* _WHAT IS REQUIRED_: Search the records below for the word "JSON" and show every line where it occurs.

Records from a data collection:
------------------------------------

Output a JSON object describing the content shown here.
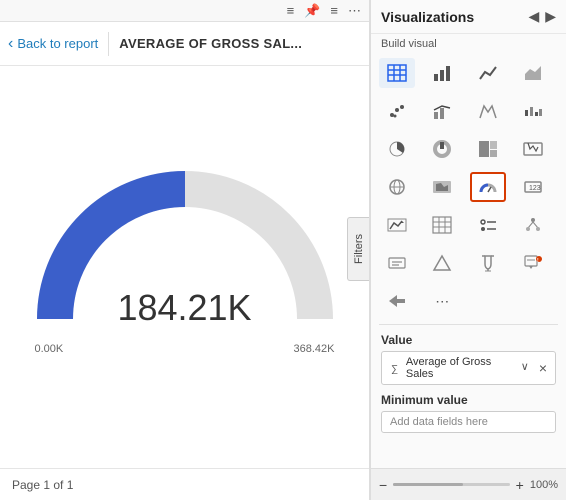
{
  "toolbar": {
    "icons": [
      "≡",
      "📌",
      "≡",
      "…"
    ]
  },
  "nav": {
    "back_label": "Back to report",
    "title": "AVERAGE OF GROSS SAL..."
  },
  "chart": {
    "value": "184.21K",
    "min_label": "0.00K",
    "max_label": "368.42K"
  },
  "filters": {
    "label": "Filters"
  },
  "footer": {
    "page_label": "Page 1 of 1"
  },
  "visualizations": {
    "title": "Visualizations",
    "build_visual_label": "Build visual",
    "nav_left": "◀",
    "nav_right": "▶",
    "value_label": "Value",
    "value_field": "Average of Gross Sales",
    "minimum_value_label": "Minimum value",
    "minimum_value_placeholder": "Add data fields here",
    "zoom_label": "100%",
    "zoom_minus": "−",
    "zoom_plus": "+"
  }
}
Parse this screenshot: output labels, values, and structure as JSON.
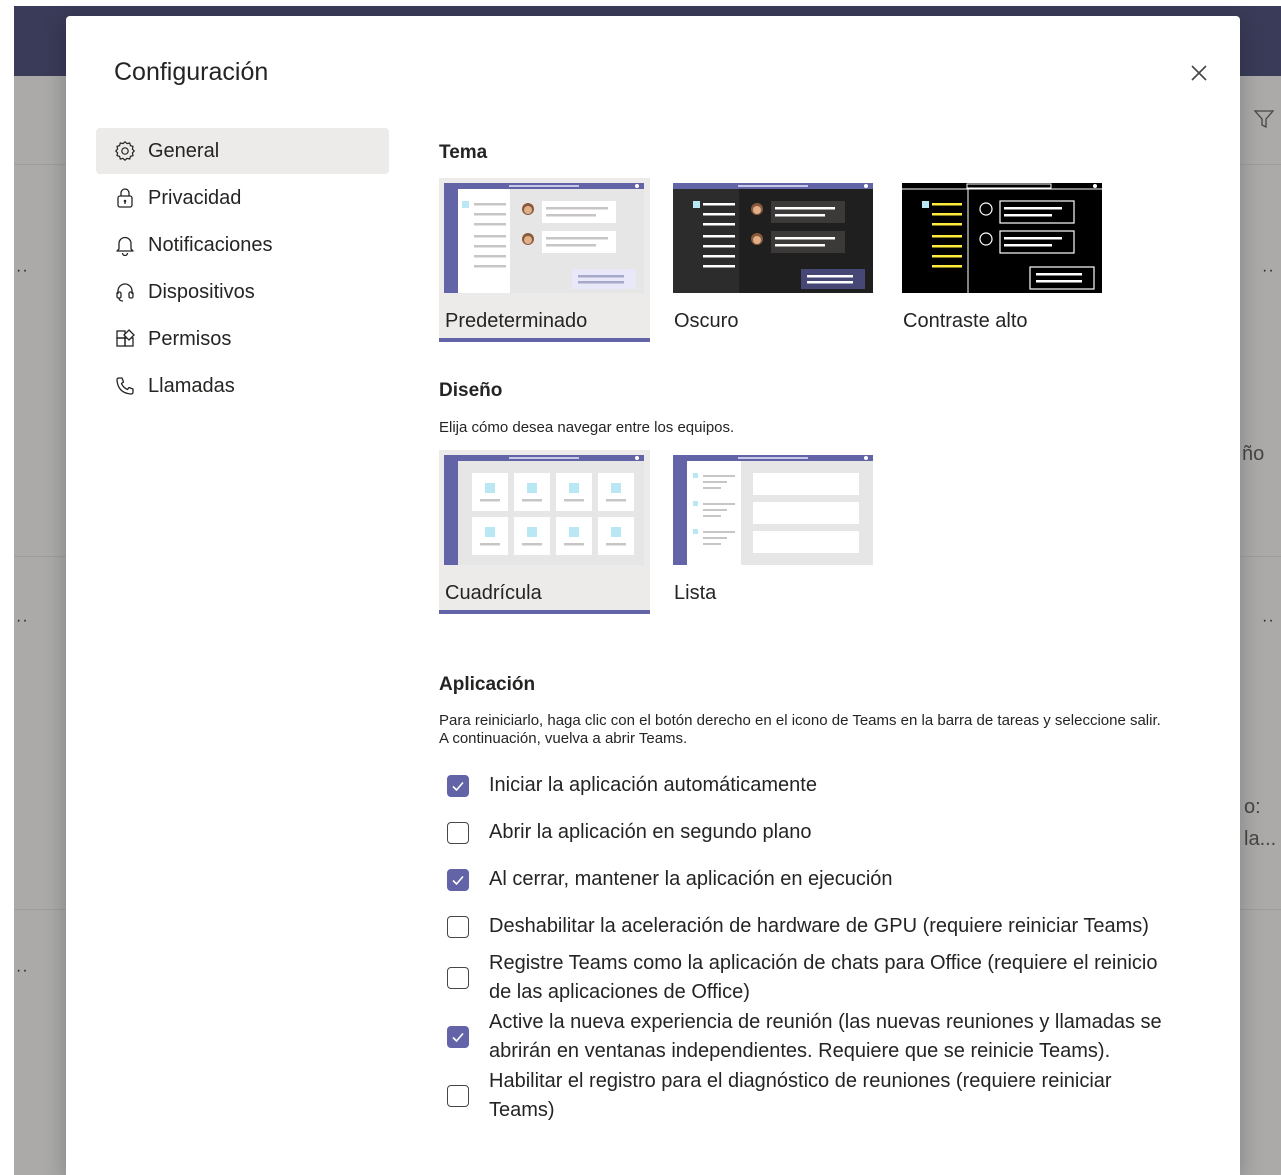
{
  "background": {
    "partial_text_1": "ño",
    "partial_text_2": "o:",
    "partial_text_3": "la..."
  },
  "modal": {
    "title": "Configuración",
    "close_icon": "close-icon"
  },
  "nav": {
    "items": [
      {
        "label": "General",
        "icon": "gear-icon",
        "selected": true
      },
      {
        "label": "Privacidad",
        "icon": "lock-icon",
        "selected": false
      },
      {
        "label": "Notificaciones",
        "icon": "bell-icon",
        "selected": false
      },
      {
        "label": "Dispositivos",
        "icon": "headset-icon",
        "selected": false
      },
      {
        "label": "Permisos",
        "icon": "apps-icon",
        "selected": false
      },
      {
        "label": "Llamadas",
        "icon": "phone-icon",
        "selected": false
      }
    ]
  },
  "theme": {
    "title": "Tema",
    "options": [
      {
        "label": "Predeterminado",
        "selected": true
      },
      {
        "label": "Oscuro",
        "selected": false
      },
      {
        "label": "Contraste alto",
        "selected": false
      }
    ]
  },
  "layout": {
    "title": "Diseño",
    "description": "Elija cómo desea navegar entre los equipos.",
    "options": [
      {
        "label": "Cuadrícula",
        "selected": true
      },
      {
        "label": "Lista",
        "selected": false
      }
    ]
  },
  "application": {
    "title": "Aplicación",
    "description": "Para reiniciarlo, haga clic con el botón derecho en el icono de Teams en la barra de tareas y seleccione salir. A continuación, vuelva a abrir Teams.",
    "checkboxes": [
      {
        "label": "Iniciar la aplicación automáticamente",
        "checked": true
      },
      {
        "label": "Abrir la aplicación en segundo plano",
        "checked": false
      },
      {
        "label": "Al cerrar, mantener la aplicación en ejecución",
        "checked": true
      },
      {
        "label": "Deshabilitar la aceleración de hardware de GPU (requiere reiniciar Teams)",
        "checked": false
      },
      {
        "label": "Registre Teams como la aplicación de chats para Office (requiere el reinicio de las aplicaciones de Office)",
        "checked": false
      },
      {
        "label": "Active la nueva experiencia de reunión (las nuevas reuniones y llamadas se abrirán en ventanas independientes. Requiere que se reinicie Teams).",
        "checked": true
      },
      {
        "label": "Habilitar el registro para el diagnóstico de reuniones (requiere reiniciar Teams)",
        "checked": false
      }
    ]
  },
  "colors": {
    "accent": "#6264a7",
    "topbar": "#464775",
    "selected_bg": "#edebe9"
  }
}
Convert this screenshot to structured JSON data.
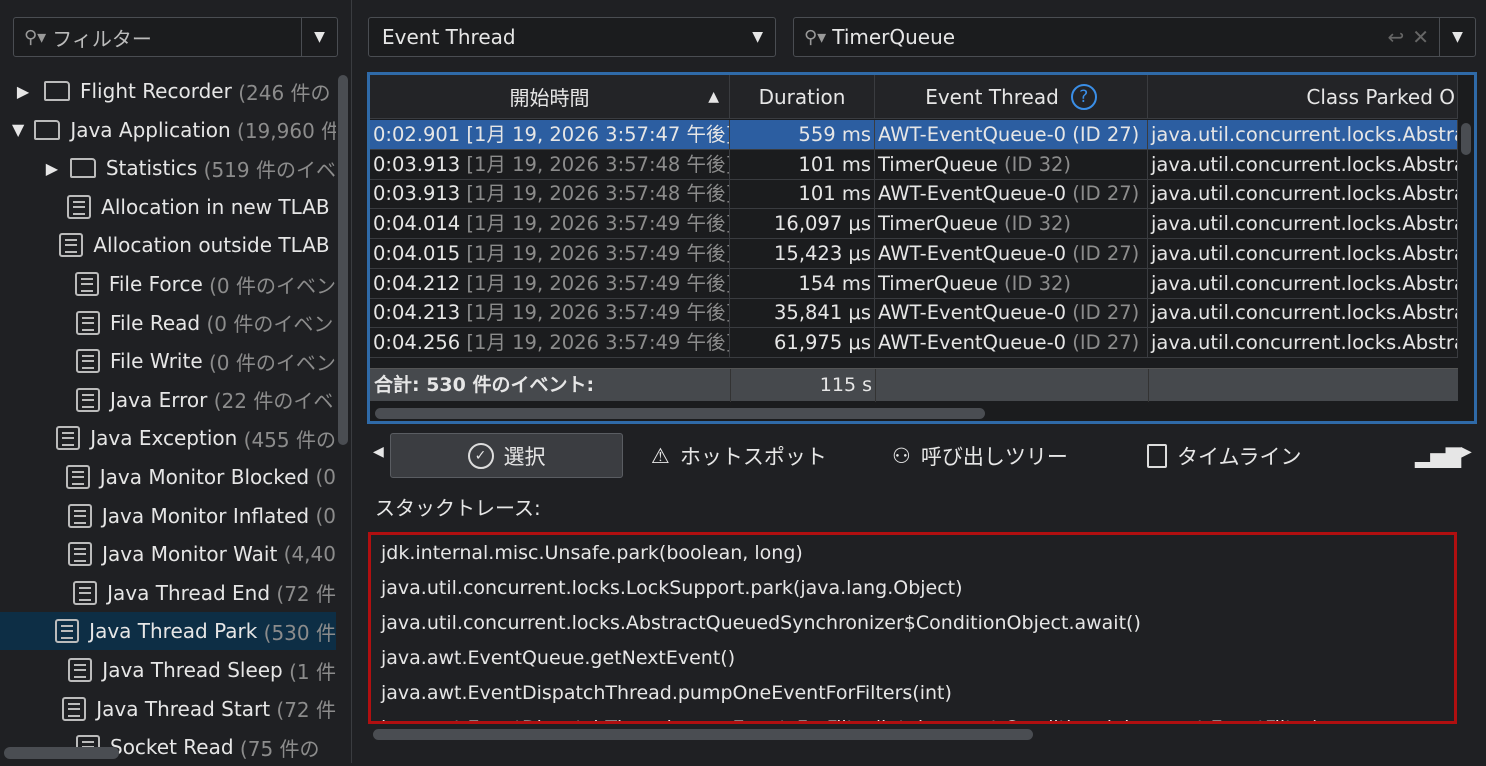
{
  "left": {
    "filter_placeholder": "フィルター",
    "tree": [
      {
        "label": "Flight Recorder",
        "count": "(246 件の",
        "level": 0,
        "type": "folder",
        "expand": "▶"
      },
      {
        "label": "Java Application",
        "count": "(19,960 件",
        "level": 0,
        "type": "folder-open",
        "expand": "▼"
      },
      {
        "label": "Statistics",
        "count": "(519 件のイベ",
        "level": 1,
        "type": "folder",
        "expand": "▶"
      },
      {
        "label": "Allocation in new TLAB",
        "count": "",
        "level": 1,
        "type": "doc"
      },
      {
        "label": "Allocation outside TLAB",
        "count": "",
        "level": 1,
        "type": "doc"
      },
      {
        "label": "File Force",
        "count": "(0 件のイベン",
        "level": 1,
        "type": "doc"
      },
      {
        "label": "File Read",
        "count": "(0 件のイベン",
        "level": 1,
        "type": "doc"
      },
      {
        "label": "File Write",
        "count": "(0 件のイベン",
        "level": 1,
        "type": "doc"
      },
      {
        "label": "Java Error",
        "count": "(22 件のイベ",
        "level": 1,
        "type": "doc"
      },
      {
        "label": "Java Exception",
        "count": "(455 件の",
        "level": 1,
        "type": "doc"
      },
      {
        "label": "Java Monitor Blocked",
        "count": "(0",
        "level": 1,
        "type": "doc"
      },
      {
        "label": "Java Monitor Inflated",
        "count": "(0",
        "level": 1,
        "type": "doc"
      },
      {
        "label": "Java Monitor Wait",
        "count": "(4,40",
        "level": 1,
        "type": "doc"
      },
      {
        "label": "Java Thread End",
        "count": "(72 件",
        "level": 1,
        "type": "doc"
      },
      {
        "label": "Java Thread Park",
        "count": "(530 件",
        "level": 1,
        "type": "doc",
        "selected": true
      },
      {
        "label": "Java Thread Sleep",
        "count": "(1 件",
        "level": 1,
        "type": "doc"
      },
      {
        "label": "Java Thread Start",
        "count": "(72 件",
        "level": 1,
        "type": "doc"
      },
      {
        "label": "Socket Read",
        "count": "(75 件の",
        "level": 1,
        "type": "doc"
      }
    ]
  },
  "toolbar": {
    "thread_select": "Event Thread",
    "search_value": "TimerQueue"
  },
  "table": {
    "headers": [
      "開始時間",
      "Duration",
      "Event Thread",
      "Class Parked O"
    ],
    "sort_indicator": "▲",
    "help_icon": "?",
    "rows": [
      {
        "time": "0:02.901",
        "date": "[1月 19, 2026 3:57:47 午後]",
        "duration": "559 ms",
        "thread": "AWT-EventQueue-0",
        "id": "(ID 27)",
        "class": "java.util.concurrent.locks.Abstrac",
        "selected": true
      },
      {
        "time": "0:03.913",
        "date": "[1月 19, 2026 3:57:48 午後]",
        "duration": "101 ms",
        "thread": "TimerQueue",
        "id": "(ID 32)",
        "class": "java.util.concurrent.locks.Abstrac"
      },
      {
        "time": "0:03.913",
        "date": "[1月 19, 2026 3:57:48 午後]",
        "duration": "101 ms",
        "thread": "AWT-EventQueue-0",
        "id": "(ID 27)",
        "class": "java.util.concurrent.locks.Abstrac"
      },
      {
        "time": "0:04.014",
        "date": "[1月 19, 2026 3:57:49 午後]",
        "duration": "16,097 μs",
        "thread": "TimerQueue",
        "id": "(ID 32)",
        "class": "java.util.concurrent.locks.Abstrac"
      },
      {
        "time": "0:04.015",
        "date": "[1月 19, 2026 3:57:49 午後]",
        "duration": "15,423 μs",
        "thread": "AWT-EventQueue-0",
        "id": "(ID 27)",
        "class": "java.util.concurrent.locks.Abstrac"
      },
      {
        "time": "0:04.212",
        "date": "[1月 19, 2026 3:57:49 午後]",
        "duration": "154 ms",
        "thread": "TimerQueue",
        "id": "(ID 32)",
        "class": "java.util.concurrent.locks.Abstrac"
      },
      {
        "time": "0:04.213",
        "date": "[1月 19, 2026 3:57:49 午後]",
        "duration": "35,841 μs",
        "thread": "AWT-EventQueue-0",
        "id": "(ID 27)",
        "class": "java.util.concurrent.locks.Abstrac"
      },
      {
        "time": "0:04.256",
        "date": "[1月 19, 2026 3:57:49 午後]",
        "duration": "61,975 μs",
        "thread": "AWT-EventQueue-0",
        "id": "(ID 27)",
        "class": "java.util.concurrent.locks.Abstrac"
      }
    ],
    "total_label": "合計: 530 件のイベント:",
    "total_duration": "115 s"
  },
  "tabs": [
    "選択",
    "ホットスポット",
    "呼び出しツリー",
    "タイムライン"
  ],
  "stack": {
    "label": "スタックトレース:",
    "lines": [
      "jdk.internal.misc.Unsafe.park(boolean, long)",
      "java.util.concurrent.locks.LockSupport.park(java.lang.Object)",
      "java.util.concurrent.locks.AbstractQueuedSynchronizer$ConditionObject.await()",
      "java.awt.EventQueue.getNextEvent()",
      "java.awt.EventDispatchThread.pumpOneEventForFilters(int)",
      "java.awt.EventDispatchThread.pumpEventsForFilter(int, java.awt.Conditional, java.awt.EventFilter)"
    ]
  }
}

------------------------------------

* _TASK SOLUTION_:
Output a JSON object describing the content shown here.
Parse this screenshot: output labels, values, and structure as JSON.
Convert this screenshot to structured JSON data.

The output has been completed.